**TASK TO COMPLETE:** Return the lines below that contain the word "Rock".

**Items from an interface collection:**
::::
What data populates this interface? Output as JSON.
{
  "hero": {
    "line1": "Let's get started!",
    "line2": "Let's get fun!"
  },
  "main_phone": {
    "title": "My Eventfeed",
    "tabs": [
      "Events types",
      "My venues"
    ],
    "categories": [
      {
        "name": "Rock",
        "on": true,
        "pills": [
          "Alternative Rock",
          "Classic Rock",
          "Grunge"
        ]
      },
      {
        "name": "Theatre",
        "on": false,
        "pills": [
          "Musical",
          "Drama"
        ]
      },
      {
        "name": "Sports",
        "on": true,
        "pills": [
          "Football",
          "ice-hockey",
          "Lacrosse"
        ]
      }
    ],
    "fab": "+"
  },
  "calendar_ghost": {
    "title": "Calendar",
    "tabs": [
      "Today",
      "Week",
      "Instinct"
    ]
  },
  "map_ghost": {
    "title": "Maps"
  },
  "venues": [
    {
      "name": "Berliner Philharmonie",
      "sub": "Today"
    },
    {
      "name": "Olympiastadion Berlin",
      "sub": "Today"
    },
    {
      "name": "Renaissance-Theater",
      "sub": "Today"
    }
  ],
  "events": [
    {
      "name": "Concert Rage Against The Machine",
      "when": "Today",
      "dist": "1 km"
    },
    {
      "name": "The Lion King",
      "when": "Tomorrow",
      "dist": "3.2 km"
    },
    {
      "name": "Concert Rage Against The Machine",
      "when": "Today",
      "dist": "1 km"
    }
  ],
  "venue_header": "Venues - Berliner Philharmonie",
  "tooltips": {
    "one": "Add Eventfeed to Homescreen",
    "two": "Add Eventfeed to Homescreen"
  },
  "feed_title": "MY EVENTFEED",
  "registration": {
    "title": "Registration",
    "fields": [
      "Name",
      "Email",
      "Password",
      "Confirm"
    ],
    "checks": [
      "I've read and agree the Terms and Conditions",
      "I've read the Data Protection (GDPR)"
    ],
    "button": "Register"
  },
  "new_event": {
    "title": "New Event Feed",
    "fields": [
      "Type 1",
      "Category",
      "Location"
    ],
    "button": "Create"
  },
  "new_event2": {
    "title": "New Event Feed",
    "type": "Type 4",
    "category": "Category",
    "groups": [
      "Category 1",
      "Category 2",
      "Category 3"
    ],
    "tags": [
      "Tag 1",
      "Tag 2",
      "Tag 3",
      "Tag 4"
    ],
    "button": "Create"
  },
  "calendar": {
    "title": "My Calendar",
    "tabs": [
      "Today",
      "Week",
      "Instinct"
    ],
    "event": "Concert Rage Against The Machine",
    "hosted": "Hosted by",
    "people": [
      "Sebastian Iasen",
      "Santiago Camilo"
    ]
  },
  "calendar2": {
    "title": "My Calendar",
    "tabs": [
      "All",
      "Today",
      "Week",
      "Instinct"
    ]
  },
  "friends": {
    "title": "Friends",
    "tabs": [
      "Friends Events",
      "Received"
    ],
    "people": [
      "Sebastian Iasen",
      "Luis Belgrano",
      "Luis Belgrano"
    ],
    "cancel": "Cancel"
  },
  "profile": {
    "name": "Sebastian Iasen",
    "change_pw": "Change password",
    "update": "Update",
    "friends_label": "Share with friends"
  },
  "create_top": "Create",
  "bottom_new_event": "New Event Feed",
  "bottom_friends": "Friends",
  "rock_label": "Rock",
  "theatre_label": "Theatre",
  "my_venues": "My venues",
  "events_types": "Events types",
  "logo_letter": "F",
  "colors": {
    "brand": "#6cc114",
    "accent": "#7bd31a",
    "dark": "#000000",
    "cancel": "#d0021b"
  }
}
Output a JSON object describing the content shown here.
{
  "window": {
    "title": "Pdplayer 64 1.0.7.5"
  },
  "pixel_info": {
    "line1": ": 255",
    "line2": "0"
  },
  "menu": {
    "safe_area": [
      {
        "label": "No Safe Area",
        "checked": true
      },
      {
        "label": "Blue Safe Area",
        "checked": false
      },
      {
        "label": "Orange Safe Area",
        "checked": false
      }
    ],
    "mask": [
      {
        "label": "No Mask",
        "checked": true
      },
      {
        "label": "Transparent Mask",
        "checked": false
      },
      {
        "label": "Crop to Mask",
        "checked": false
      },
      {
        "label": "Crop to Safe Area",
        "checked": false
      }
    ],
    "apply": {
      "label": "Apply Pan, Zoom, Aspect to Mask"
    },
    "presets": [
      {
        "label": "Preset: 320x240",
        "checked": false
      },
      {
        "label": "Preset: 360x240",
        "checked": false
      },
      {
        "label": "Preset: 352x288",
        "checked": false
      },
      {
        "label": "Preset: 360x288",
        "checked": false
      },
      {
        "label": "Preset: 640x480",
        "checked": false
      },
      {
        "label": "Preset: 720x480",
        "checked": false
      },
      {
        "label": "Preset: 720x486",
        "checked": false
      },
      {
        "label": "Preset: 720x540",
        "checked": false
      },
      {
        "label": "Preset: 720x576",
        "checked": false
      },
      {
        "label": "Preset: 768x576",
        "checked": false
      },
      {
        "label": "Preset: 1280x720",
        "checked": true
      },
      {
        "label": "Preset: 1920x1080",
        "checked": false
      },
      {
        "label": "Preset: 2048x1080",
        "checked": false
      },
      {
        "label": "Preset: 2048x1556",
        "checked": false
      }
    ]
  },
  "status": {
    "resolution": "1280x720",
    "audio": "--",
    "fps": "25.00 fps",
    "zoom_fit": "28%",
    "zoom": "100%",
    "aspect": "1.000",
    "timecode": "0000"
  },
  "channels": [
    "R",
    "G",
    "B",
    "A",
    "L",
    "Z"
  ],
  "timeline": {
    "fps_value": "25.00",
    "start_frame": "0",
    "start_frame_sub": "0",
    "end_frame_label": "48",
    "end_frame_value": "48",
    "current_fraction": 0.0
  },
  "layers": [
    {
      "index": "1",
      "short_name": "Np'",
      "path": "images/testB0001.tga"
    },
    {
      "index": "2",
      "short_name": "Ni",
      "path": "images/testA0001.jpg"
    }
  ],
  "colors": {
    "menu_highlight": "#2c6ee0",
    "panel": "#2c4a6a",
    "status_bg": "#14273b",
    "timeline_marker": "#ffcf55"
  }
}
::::
**RESULT OF THE EXERCISE:**
        "name": "Rock",
          "Alternative Rock",
          "Classic Rock",
  "rock_label": "Rock",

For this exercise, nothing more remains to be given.